Dmitri Trenin is director of the Carnegie Moscow Center. He is the author, most recently, of What is Russia Up To In the Middle East? published in December 2017 by Polity. Before joining Carnegie in 1994, he served in the Russian military and graduated in 1977 from the Military Institute of the Ministry of Defense of the USSR. In 1984, Trenin received a Ph.D. in history from the Institute of U.S. and Canadian Studies of the Soviet Academy of Sciences. Recently, he participated in the annual conference of the Carnegie Middle East Center, in which he outlined Russian policy in the Middle East. Diwan asked him to expand on his comments in early January. 

Michael Young: You have argued in the past that Russia is not seeking to compete with the United States in the Middle East. Yet that is precisely what appears to be happening as we observe Russian moves. Can you explain this?

Dmitri Trenin: Russia is not the Soviet Union. It does not see the Middle East as a region that it can dominate. Displacing the United States from the leading position in the Middle East is way above Russia’s capacity, and keeping the region in its sphere of influence is way above Russia’s resources. What we are observing now is not a replay of the U.S.-Soviet power matches of the period between the 1960s and the 1980s. The United States, starting from the presidency of Barack Obama, has been pursuing a policy of retrenchment to strengthen the home base and cut back on foreign commitments. President Donald Trump has stayed the course with his characteristic gusto and bravado. Russia has certainly benefited from waning U.S. interest in the Middle East as, absent an active America, Russia can act with more confidence and ease. But it is not Russia that engineered the major shift in U.S. foreign policy in the first place.

MY: Would you outline the main guiding principles of Russia’s foreign policy in the Middle East today?

DT: I think some of these can be very roughly summarized as follows:

First, always act in your own self-interest. Do not try to reform others or impose your model on countries or the region as a whole;

Second, Russia is essentially a lonely power. Do not befriend or alienate anyone forever. International relations are highly fluid and today’s foe can be tomorrow’s ally, and vice versa;

Third, maintain functioning contacts with all relevant parties within countries and the region, including with those that may regard each other as mortal enemies;

Fourth, always demonstrate resolve, commitment to one’s course, and strength. Raw power is valued highly across the Middle East;

Fifth, forget about ideology and high moral values preached in Europe and the United States: the Middle East is a region made for classic realpolitik;

Sixth, manage your resources carefully, Russia can only compete if it is more purposeful and resourceful than its competitors or rivals.

These principles can become a template for Russia’s 21st century global foreign policy.

MY: How is Russian foreign policy in the region different than that of the Soviet Union? And how is it the same?

DT: Moscow’s rules have changed, but the Soviet Union is just a historical name for Russia, just like the Russian Empire or the current Russian Federation. The basic difference is that while the Soviet Union was heavily engaged around the Middle East in spending money on an ideological and geopolitical project, the Russian Federation is active in the region trying to make money. The Soviet Union was about an idea. Russia’s idea is about Russia itself.

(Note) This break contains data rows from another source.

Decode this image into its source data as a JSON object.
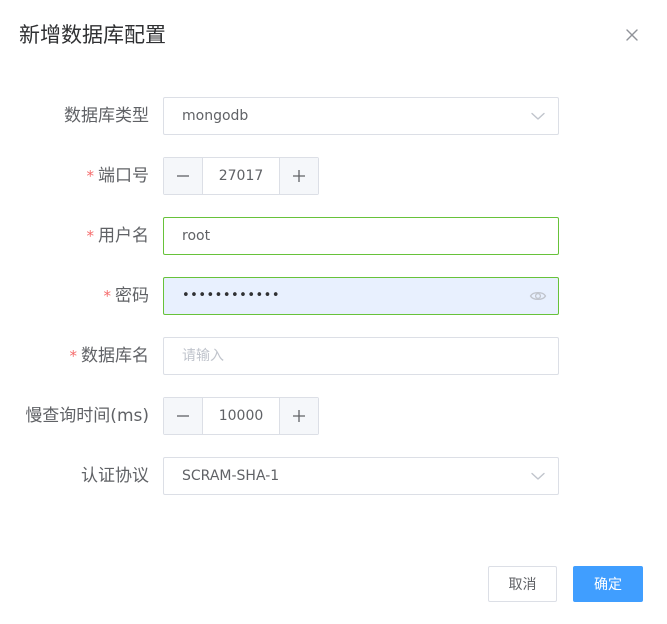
{
  "dialog": {
    "title": "新增数据库配置",
    "close_icon": "close-icon"
  },
  "form": {
    "db_type": {
      "label": "数据库类型",
      "required": false,
      "value": "mongodb",
      "icon": "chevron-down-icon"
    },
    "port": {
      "label": "端口号",
      "required": true,
      "value": "27017",
      "decrement_icon": "minus-icon",
      "increment_icon": "plus-icon"
    },
    "username": {
      "label": "用户名",
      "required": true,
      "value": "root"
    },
    "password": {
      "label": "密码",
      "required": true,
      "value": "••••••••••••",
      "icon": "eye-icon"
    },
    "db_name": {
      "label": "数据库名",
      "required": true,
      "value": "",
      "placeholder": "请输入"
    },
    "slow_query_time": {
      "label": "慢查询时间(ms)",
      "required": false,
      "value": "10000",
      "decrement_icon": "minus-icon",
      "increment_icon": "plus-icon"
    },
    "auth_protocol": {
      "label": "认证协议",
      "required": false,
      "value": "SCRAM-SHA-1",
      "icon": "chevron-down-icon"
    },
    "required_mark": "*"
  },
  "footer": {
    "cancel_label": "取消",
    "confirm_label": "确定"
  },
  "colors": {
    "primary": "#409eff",
    "success_border": "#67c23a",
    "required": "#f56c6c",
    "autofill_bg": "#e8f0fe"
  }
}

MY: The United States has traditionally tended to place values at the heart of the foreign policy it seeks to project, but Russia has been less willing to do so. Why is that, and what is the role of values in Russian thinking in its dealings overseas?

DT: As the Soviet Union, Russia forfeited more in the name of values than almost any other country, including the United States. At the end of the road, the Russians became bitterly disappointed and grew rather cynical about foreign affairs. They also understand that remaking others in one’s own image virtually never works. Moreover, they regard U.S. promotion of democratic values as a foreign policy tool rather than a genuine desire to help less fortunate peoples. Now, values take very much a back seat to interests in Russian foreign policy. Russian leaders are both realists and nationalists—in the sense of a “Russia First” principle.

MY: What do you predict will be the evolution of Russian foreign policy in the Middle East in the coming decade, and what will be Moscow’s priorities?

DT: It is difficult to impossible to predict Russia’s own evolution as a polity in the next decade. The next 10–12 years will probably see another pivotal moment in Russian history. Moscow’s foreign policy will fully depend on what will happen domestically. With regard to the Middle East, I would hope that Russia continues to exercise restraint both in terms of the ambitions its sets for itself in the region and the resources it commits. Russia’s interests include keeping the terrorists away, and down; attracting technology and investment; expanding access to the region’s markets, from arms to agricultural products. Trying to emulate the practices of the former Soviet Union or the United States would be detrimental to the Russian self-interest.